**Work order:** Reproduce all of the data, making sure that no line differs from the original.

**Supplied material:**
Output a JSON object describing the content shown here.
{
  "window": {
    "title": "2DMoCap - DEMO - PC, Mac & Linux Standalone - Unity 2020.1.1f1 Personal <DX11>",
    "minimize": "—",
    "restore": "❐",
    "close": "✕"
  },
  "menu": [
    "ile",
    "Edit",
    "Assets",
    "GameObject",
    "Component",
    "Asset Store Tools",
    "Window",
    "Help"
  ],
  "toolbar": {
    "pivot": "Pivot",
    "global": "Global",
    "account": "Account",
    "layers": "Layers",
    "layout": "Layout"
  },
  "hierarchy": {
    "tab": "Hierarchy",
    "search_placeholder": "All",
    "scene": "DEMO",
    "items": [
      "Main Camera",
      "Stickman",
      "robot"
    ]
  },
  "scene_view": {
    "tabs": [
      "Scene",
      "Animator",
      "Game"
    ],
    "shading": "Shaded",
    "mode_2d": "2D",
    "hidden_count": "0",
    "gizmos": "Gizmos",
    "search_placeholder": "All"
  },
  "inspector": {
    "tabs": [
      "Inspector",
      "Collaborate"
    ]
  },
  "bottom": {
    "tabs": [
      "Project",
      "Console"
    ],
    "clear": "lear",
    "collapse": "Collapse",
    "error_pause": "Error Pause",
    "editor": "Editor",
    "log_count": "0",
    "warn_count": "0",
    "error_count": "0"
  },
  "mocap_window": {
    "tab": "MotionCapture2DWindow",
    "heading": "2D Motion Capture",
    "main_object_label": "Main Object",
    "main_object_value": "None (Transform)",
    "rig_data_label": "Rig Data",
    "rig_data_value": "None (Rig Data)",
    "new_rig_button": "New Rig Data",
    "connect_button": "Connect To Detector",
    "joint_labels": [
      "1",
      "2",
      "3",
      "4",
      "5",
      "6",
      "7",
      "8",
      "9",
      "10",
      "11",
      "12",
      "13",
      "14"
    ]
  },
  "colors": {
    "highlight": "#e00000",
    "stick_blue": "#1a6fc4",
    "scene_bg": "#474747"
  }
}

**Response to this task:**
Output a JSON object describing the content shown here.
{
  "window": {
    "title": "2DMoCap - DEMO - PC, Mac & Linux Standalone - Unity 2020.1.1f1 Personal <DX11>",
    "minimize": "—",
    "restore": "❐",
    "close": "✕"
  },
  "menu": [
    "ile",
    "Edit",
    "Assets",
    "GameObject",
    "Component",
    "Asset Store Tools",
    "Window",
    "Help"
  ],
  "toolbar": {
    "pivot": "Pivot",
    "global": "Global",
    "account": "Account",
    "layers": "Layers",
    "layout": "Layout"
  },
  "hierarchy": {
    "tab": "Hierarchy",
    "search_placeholder": "All",
    "scene": "DEMO",
    "items": [
      "Main Camera",
      "Stickman",
      "robot"
    ]
  },
  "scene_view": {
    "tabs": [
      "Scene",
      "Animator",
      "Game"
    ],
    "shading": "Shaded",
    "mode_2d": "2D",
    "hidden_count": "0",
    "gizmos": "Gizmos",
    "search_placeholder": "All"
  },
  "inspector": {
    "tabs": [
      "Inspector",
      "Collaborate"
    ]
  },
  "bottom": {
    "tabs": [
      "Project",
      "Console"
    ],
    "clear": "lear",
    "collapse": "Collapse",
    "error_pause": "Error Pause",
    "editor": "Editor",
    "log_count": "0",
    "warn_count": "0",
    "error_count": "0"
  },
  "mocap_window": {
    "tab": "MotionCapture2DWindow",
    "heading": "2D Motion Capture",
    "main_object_label": "Main Object",
    "main_object_value": "None (Transform)",
    "rig_data_label": "Rig Data",
    "rig_data_value": "None (Rig Data)",
    "new_rig_button": "New Rig Data",
    "connect_button": "Connect To Detector",
    "joint_labels": [
      "1",
      "2",
      "3",
      "4",
      "5",
      "6",
      "7",
      "8",
      "9",
      "10",
      "11",
      "12",
      "13",
      "14"
    ]
  },
  "colors": {
    "highlight": "#e00000",
    "stick_blue": "#1a6fc4",
    "scene_bg": "#474747"
  }
}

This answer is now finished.